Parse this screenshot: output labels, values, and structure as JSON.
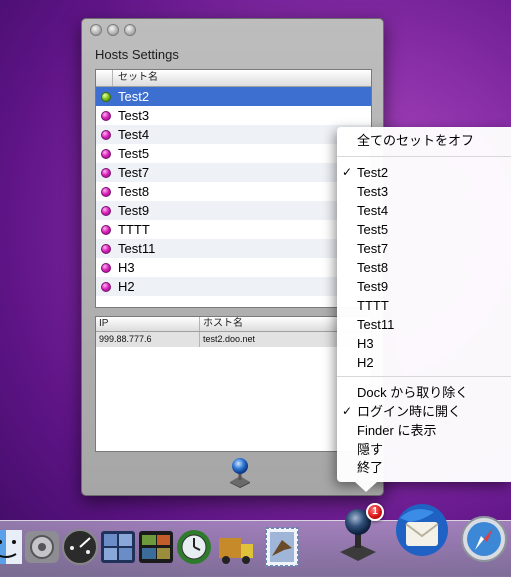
{
  "window": {
    "title": "Hosts Settings",
    "set_column_header": "セット名",
    "sets": [
      {
        "name": "Test2",
        "status": "green",
        "selected": true
      },
      {
        "name": "Test3",
        "status": "magenta"
      },
      {
        "name": "Test4",
        "status": "magenta"
      },
      {
        "name": "Test5",
        "status": "magenta"
      },
      {
        "name": "Test7",
        "status": "magenta"
      },
      {
        "name": "Test8",
        "status": "magenta"
      },
      {
        "name": "Test9",
        "status": "magenta"
      },
      {
        "name": "TTTT",
        "status": "magenta"
      },
      {
        "name": "Test11",
        "status": "magenta"
      },
      {
        "name": "H3",
        "status": "magenta"
      },
      {
        "name": "H2",
        "status": "magenta"
      }
    ],
    "host_table": {
      "headers": [
        "IP",
        "ホスト名"
      ],
      "rows": [
        [
          "999.88.777.6",
          "test2.doo.net"
        ]
      ]
    },
    "icon": "app-joystick-globe-icon"
  },
  "menu": {
    "all_off": "全てのセットをオフ",
    "sets": [
      "Test2",
      "Test3",
      "Test4",
      "Test5",
      "Test7",
      "Test8",
      "Test9",
      "TTTT",
      "Test11",
      "H3",
      "H2"
    ],
    "checked_set": "Test2",
    "remove_from_dock": "Dock から取り除く",
    "open_at_login": "ログイン時に開く",
    "show_in_finder": "Finder に表示",
    "hide": "隠す",
    "quit": "終了",
    "checkmark": "✓"
  },
  "dock": {
    "badge_count": "1",
    "items": [
      "finder-icon",
      "system-preferences-icon",
      "dashboard-icon",
      "spaces-icon",
      "photo-booth-icon",
      "time-machine-icon",
      "delivery-truck-icon",
      "mail-icon",
      "hosts-app-icon",
      "thunderbird-icon",
      "safari-icon"
    ]
  },
  "colors": {
    "selection": "#3c6fd0",
    "active_dot": "#7cc31a",
    "inactive_dot": "#d81fb8",
    "desktop": "#8a2fa8"
  }
}
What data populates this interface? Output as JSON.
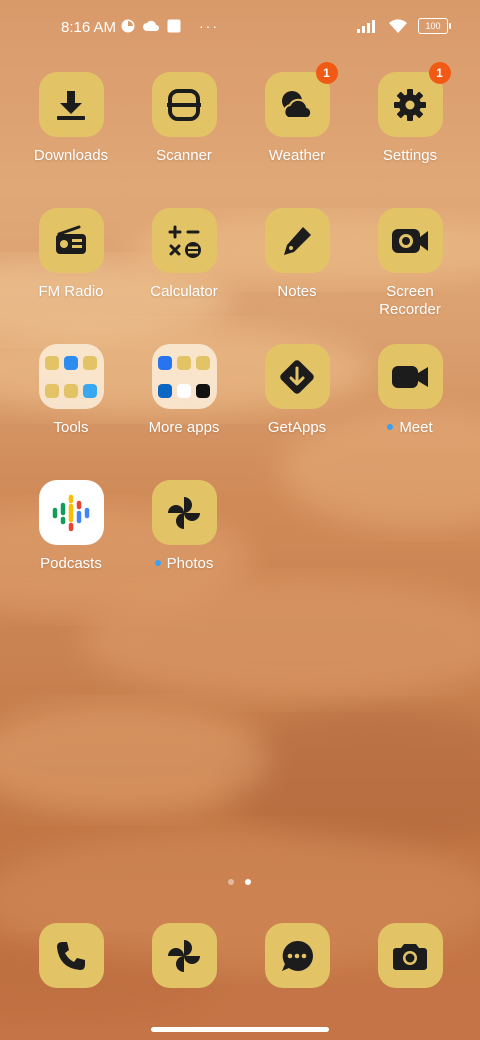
{
  "status": {
    "time": "8:16 AM",
    "battery": "100"
  },
  "apps": [
    {
      "name": "Downloads",
      "icon": "download-icon"
    },
    {
      "name": "Scanner",
      "icon": "scanner-icon"
    },
    {
      "name": "Weather",
      "icon": "weather-cloud-icon",
      "badge": "1"
    },
    {
      "name": "Settings",
      "icon": "gear-icon",
      "badge": "1"
    },
    {
      "name": "FM Radio",
      "icon": "radio-icon"
    },
    {
      "name": "Calculator",
      "icon": "calculator-icon"
    },
    {
      "name": "Notes",
      "icon": "pen-icon"
    },
    {
      "name": "Screen\nRecorder",
      "icon": "camcorder-icon"
    },
    {
      "name": "Tools",
      "icon": "folder-icon"
    },
    {
      "name": "More apps",
      "icon": "folder-icon"
    },
    {
      "name": "GetApps",
      "icon": "getapps-icon"
    },
    {
      "name": "Meet",
      "icon": "video-icon",
      "new_dot": true
    },
    {
      "name": "Podcasts",
      "icon": "podcasts-icon"
    },
    {
      "name": "Photos",
      "icon": "pinwheel-icon",
      "new_dot": true
    }
  ],
  "dock": [
    {
      "name": "Phone",
      "icon": "phone-icon"
    },
    {
      "name": "Gallery",
      "icon": "pinwheel-icon"
    },
    {
      "name": "Messages",
      "icon": "message-bubble-icon"
    },
    {
      "name": "Camera",
      "icon": "camera-icon"
    }
  ],
  "pager": {
    "pages": 2,
    "current": 2
  },
  "colors": {
    "tile": "#e2c467",
    "glyph": "#1c1c1c",
    "badge": "#f05a15",
    "new_dot": "#3ba0f0"
  }
}
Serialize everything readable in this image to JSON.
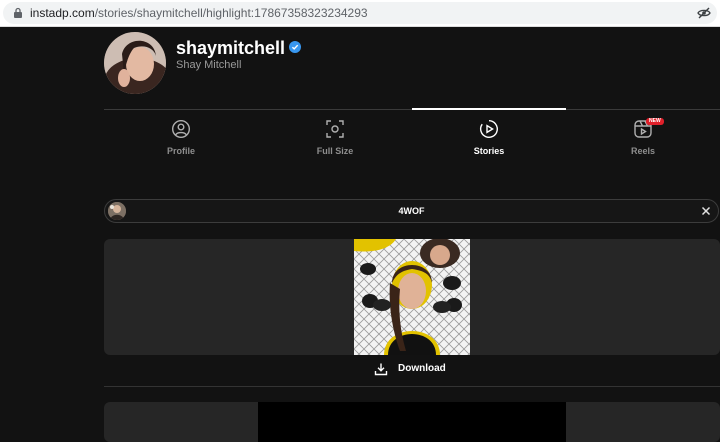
{
  "browser": {
    "url_host": "instadp.com",
    "url_path": "/stories/shaymitchell/highlight:17867358323234293"
  },
  "profile": {
    "username": "shaymitchell",
    "full_name": "Shay Mitchell",
    "verified": true
  },
  "tabs": [
    {
      "label": "Profile",
      "icon": "user-circle-icon",
      "active": false
    },
    {
      "label": "Full Size",
      "icon": "focus-frame-icon",
      "active": false
    },
    {
      "label": "Stories",
      "icon": "play-circle-icon",
      "active": true
    },
    {
      "label": "Reels",
      "icon": "reels-icon",
      "active": false,
      "badge": "NEW"
    }
  ],
  "highlight": {
    "title": "4WOF"
  },
  "story": {
    "download_label": "Download"
  },
  "colors": {
    "background": "#121212",
    "card": "#262626",
    "verified_blue": "#3897f0",
    "badge_red": "#e0202a"
  }
}
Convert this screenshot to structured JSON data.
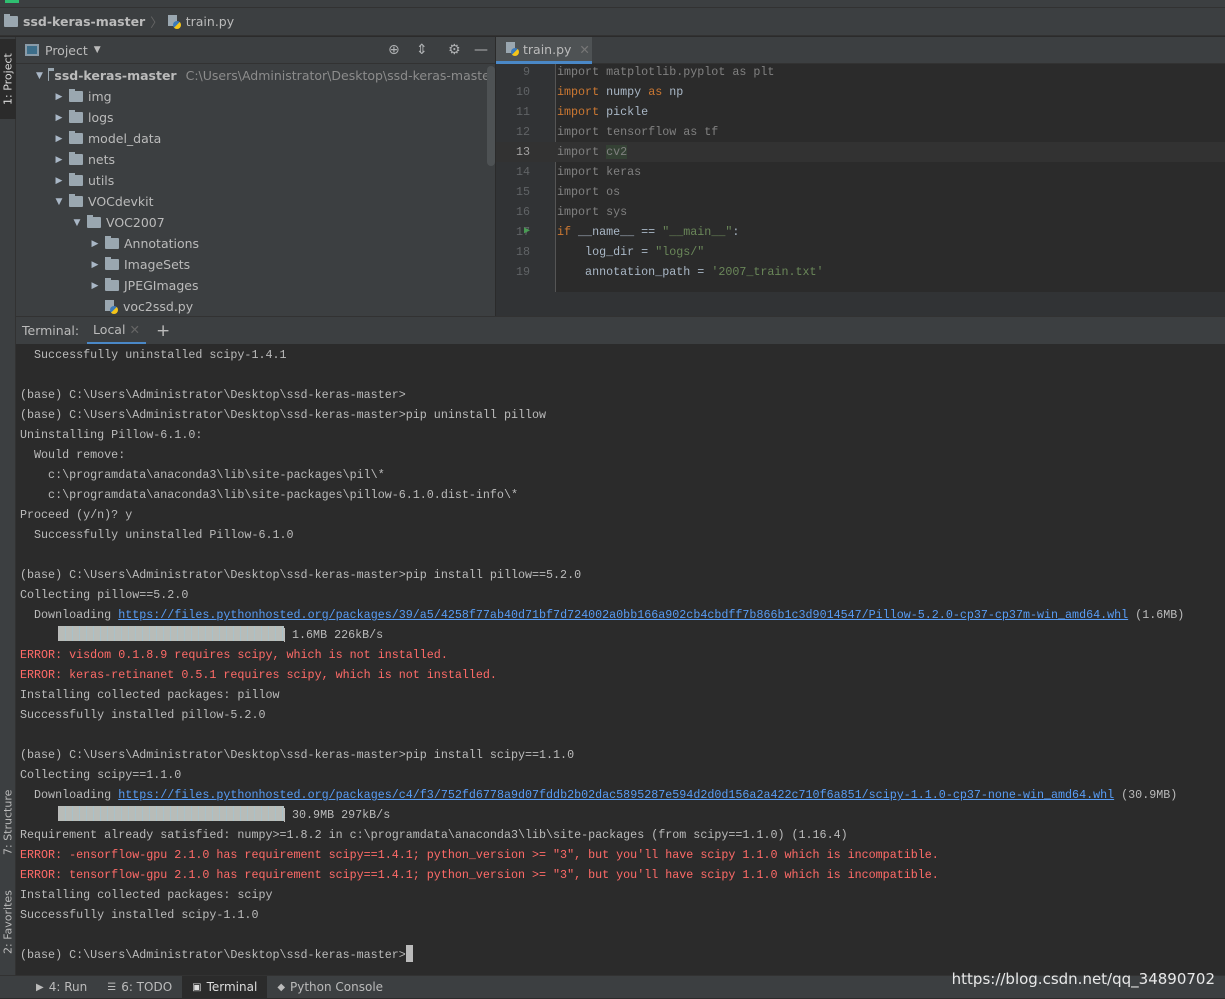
{
  "breadcrumb": {
    "project": "ssd-keras-master",
    "file": "train.py"
  },
  "left_strip": {
    "project_tab": "1: Project",
    "structure_tab": "7: Structure",
    "favorites_tab": "2: Favorites"
  },
  "project_panel": {
    "title": "Project",
    "tree": [
      {
        "label": "ssd-keras-master",
        "path": "C:\\Users\\Administrator\\Desktop\\ssd-keras-master",
        "level": 0,
        "expanded": true,
        "bold": true
      },
      {
        "label": "img",
        "level": 1,
        "expanded": false
      },
      {
        "label": "logs",
        "level": 1,
        "expanded": false
      },
      {
        "label": "model_data",
        "level": 1,
        "expanded": false
      },
      {
        "label": "nets",
        "level": 1,
        "expanded": false
      },
      {
        "label": "utils",
        "level": 1,
        "expanded": false
      },
      {
        "label": "VOCdevkit",
        "level": 1,
        "expanded": true
      },
      {
        "label": "VOC2007",
        "level": 2,
        "expanded": true
      },
      {
        "label": "Annotations",
        "level": 3,
        "expanded": false
      },
      {
        "label": "ImageSets",
        "level": 3,
        "expanded": false
      },
      {
        "label": "JPEGImages",
        "level": 3,
        "expanded": false
      },
      {
        "label": "voc2ssd.py",
        "level": 3,
        "file": true
      }
    ]
  },
  "editor": {
    "tab": "train.py",
    "current_line": 13,
    "lines": [
      {
        "n": "9",
        "segs": [
          [
            "dim",
            "import matplotlib.pyplot as plt"
          ]
        ]
      },
      {
        "n": "10",
        "segs": [
          [
            "kw",
            "import "
          ],
          [
            "norm",
            "numpy "
          ],
          [
            "kw",
            "as "
          ],
          [
            "norm",
            "np"
          ]
        ]
      },
      {
        "n": "11",
        "segs": [
          [
            "kw",
            "import "
          ],
          [
            "norm",
            "pickle"
          ]
        ]
      },
      {
        "n": "12",
        "segs": [
          [
            "dim",
            "import tensorflow as tf"
          ]
        ]
      },
      {
        "n": "13",
        "segs": [
          [
            "dim",
            "import "
          ],
          [
            "dim hl",
            "cv2"
          ]
        ]
      },
      {
        "n": "14",
        "segs": [
          [
            "dim",
            "import keras"
          ]
        ]
      },
      {
        "n": "15",
        "segs": [
          [
            "dim",
            "import os"
          ]
        ]
      },
      {
        "n": "16",
        "segs": [
          [
            "dim",
            "import sys"
          ]
        ]
      },
      {
        "n": "17",
        "segs": [
          [
            "kw",
            "if "
          ],
          [
            "norm",
            "__name__ == "
          ],
          [
            "str",
            "\"__main__\""
          ],
          [
            "norm",
            ":"
          ]
        ],
        "run": true
      },
      {
        "n": "18",
        "segs": [
          [
            "norm",
            "    log_dir = "
          ],
          [
            "str",
            "\"logs/\""
          ]
        ]
      },
      {
        "n": "19",
        "segs": [
          [
            "norm",
            "    annotation_path = "
          ],
          [
            "str",
            "'2007_train.txt'"
          ]
        ]
      }
    ]
  },
  "terminal": {
    "label": "Terminal:",
    "tab": "Local",
    "add": "+",
    "lines": [
      {
        "t": "  Successfully uninstalled scipy-1.4.1"
      },
      {
        "t": ""
      },
      {
        "t": "(base) C:\\Users\\Administrator\\Desktop\\ssd-keras-master>"
      },
      {
        "t": "(base) C:\\Users\\Administrator\\Desktop\\ssd-keras-master>pip uninstall pillow"
      },
      {
        "t": "Uninstalling Pillow-6.1.0:"
      },
      {
        "t": "  Would remove:"
      },
      {
        "t": "    c:\\programdata\\anaconda3\\lib\\site-packages\\pil\\*"
      },
      {
        "t": "    c:\\programdata\\anaconda3\\lib\\site-packages\\pillow-6.1.0.dist-info\\*"
      },
      {
        "t": "Proceed (y/n)? y"
      },
      {
        "t": "  Successfully uninstalled Pillow-6.1.0"
      },
      {
        "t": ""
      },
      {
        "t": "(base) C:\\Users\\Administrator\\Desktop\\ssd-keras-master>pip install pillow==5.2.0"
      },
      {
        "t": "Collecting pillow==5.2.0"
      },
      {
        "t": "  Downloading ",
        "url": "https://files.pythonhosted.org/packages/39/a5/4258f77ab40d71bf7d724002a0bb166a902cb4cbdff7b866b1c3d9014547/Pillow-5.2.0-cp37-cp37m-win_amd64.whl",
        "after": " (1.6MB)"
      },
      {
        "progress": 100,
        "t": " 1.6MB 226kB/s"
      },
      {
        "t": "ERROR: visdom 0.1.8.9 requires scipy, which is not installed.",
        "err": true
      },
      {
        "t": "ERROR: keras-retinanet 0.5.1 requires scipy, which is not installed.",
        "err": true
      },
      {
        "t": "Installing collected packages: pillow"
      },
      {
        "t": "Successfully installed pillow-5.2.0"
      },
      {
        "t": ""
      },
      {
        "t": "(base) C:\\Users\\Administrator\\Desktop\\ssd-keras-master>pip install scipy==1.1.0"
      },
      {
        "t": "Collecting scipy==1.1.0"
      },
      {
        "t": "  Downloading ",
        "url": "https://files.pythonhosted.org/packages/c4/f3/752fd6778a9d07fddb2b02dac5895287e594d2d0d156a2a422c710f6a851/scipy-1.1.0-cp37-none-win_amd64.whl",
        "after": " (30.9MB)"
      },
      {
        "progress": 100,
        "t": " 30.9MB 297kB/s"
      },
      {
        "t": "Requirement already satisfied: numpy>=1.8.2 in c:\\programdata\\anaconda3\\lib\\site-packages (from scipy==1.1.0) (1.16.4)"
      },
      {
        "t": "ERROR: -ensorflow-gpu 2.1.0 has requirement scipy==1.4.1; python_version >= \"3\", but you'll have scipy 1.1.0 which is incompatible.",
        "err": true
      },
      {
        "t": "ERROR: tensorflow-gpu 2.1.0 has requirement scipy==1.4.1; python_version >= \"3\", but you'll have scipy 1.1.0 which is incompatible.",
        "err": true
      },
      {
        "t": "Installing collected packages: scipy"
      },
      {
        "t": "Successfully installed scipy-1.1.0"
      },
      {
        "t": ""
      },
      {
        "t": "(base) C:\\Users\\Administrator\\Desktop\\ssd-keras-master>",
        "cursor": true
      }
    ]
  },
  "bottom_tabs": [
    {
      "label": "4: Run",
      "icon": "run-icon"
    },
    {
      "label": "6: TODO",
      "icon": "list-icon"
    },
    {
      "label": "Terminal",
      "icon": "terminal-icon",
      "active": true
    },
    {
      "label": "Python Console",
      "icon": "python-icon"
    }
  ],
  "watermark": "https://blog.csdn.net/qq_34890702"
}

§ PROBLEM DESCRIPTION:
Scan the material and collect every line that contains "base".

§ WRITTEN SOLUTION:
        "t": "(base) C:\\Users\\Administrator\\Desktop\\ssd-keras-master>"
        "t": "(base) C:\\Users\\Administrator\\Desktop\\ssd-keras-master>pip uninstall pillow"
        "t": "(base) C:\\Users\\Administrator\\Desktop\\ssd-keras-master>pip install pillow==5.2.0"
        "t": "(base) C:\\Users\\Administrator\\Desktop\\ssd-keras-master>pip install scipy==1.1.0"
        "t": "(base) C:\\Users\\Administrator\\Desktop\\ssd-keras-master>",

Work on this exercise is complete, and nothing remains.